WORCESTER Bosch has become the first-ever British factory with 5G wireless access, thanks to an innovative trial programme.

And the move is set to be a boost for industry across the entire county, putting it at the forefront of technological advance.

The trial is being carried out by the Worcestershire 5G consortium, led by the county council and the Local Enterprise Partnership.

Welcoming the move, county councillor Ken Pollock, the cabinet member for economy and infrastructure, said: "It's fantastic news for the county that the 5G factory trials in Worcestershire have begun. The project is a great example of what can be achieved by local partnerships working together with globally recognised brands and bringing real success.

"I look forward to seeing the positive impact and industry learning that the trials will bring to Worcestershire and our ambition of keeping the county open for business."

Worcester Bosch, based at Cotswold Way, Warndon, is testing the 5G to improve factory output. The company will also be exploring preventative maintenance, using sensors and data analytics to predict machinery failure.

Meanwhile, Malvern-based defence company QinetiQ has been designing security into the network and applications.

And manufacturer Yamazaki Mazak. based at nearby Badgeworth Drive, will also benefit from the trials, using 5G to conduct further trials that will demonstrate how it can be used to enhance productivity.

The technology will be used for two troubleshooting applications, one of these will allow senior engineers to remotely guide onsite engineers through machine maintenance.

The trials will all test the system's performance, taking initial measures of 5G speeds and latency.

In March 2018, Worcestershire was chosen by the government as a 5G testbed, putting the county at the forefront of technological innovation.
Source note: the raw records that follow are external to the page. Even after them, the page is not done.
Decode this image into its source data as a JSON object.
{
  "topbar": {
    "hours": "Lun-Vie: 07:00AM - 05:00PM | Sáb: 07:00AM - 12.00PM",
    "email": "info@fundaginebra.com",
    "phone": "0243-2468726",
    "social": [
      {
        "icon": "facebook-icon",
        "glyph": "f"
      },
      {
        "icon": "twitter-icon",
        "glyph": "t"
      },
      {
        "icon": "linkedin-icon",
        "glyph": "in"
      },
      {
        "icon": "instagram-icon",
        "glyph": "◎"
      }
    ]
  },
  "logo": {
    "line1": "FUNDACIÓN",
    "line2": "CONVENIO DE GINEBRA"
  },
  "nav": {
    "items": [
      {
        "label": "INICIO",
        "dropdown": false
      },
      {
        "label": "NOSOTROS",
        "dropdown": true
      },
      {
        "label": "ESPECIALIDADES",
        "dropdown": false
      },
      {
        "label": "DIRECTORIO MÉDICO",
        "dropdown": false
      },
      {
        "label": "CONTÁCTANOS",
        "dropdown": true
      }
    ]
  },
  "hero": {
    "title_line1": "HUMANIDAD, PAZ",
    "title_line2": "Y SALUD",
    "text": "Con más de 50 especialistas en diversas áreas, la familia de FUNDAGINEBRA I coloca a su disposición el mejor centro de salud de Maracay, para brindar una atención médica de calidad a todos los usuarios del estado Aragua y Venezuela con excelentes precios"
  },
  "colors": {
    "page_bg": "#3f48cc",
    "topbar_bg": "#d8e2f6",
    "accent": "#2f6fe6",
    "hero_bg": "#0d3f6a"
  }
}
It is one of six phase-one testbed and trial projects funded by the Department for Digital, Culture, Media and Sport.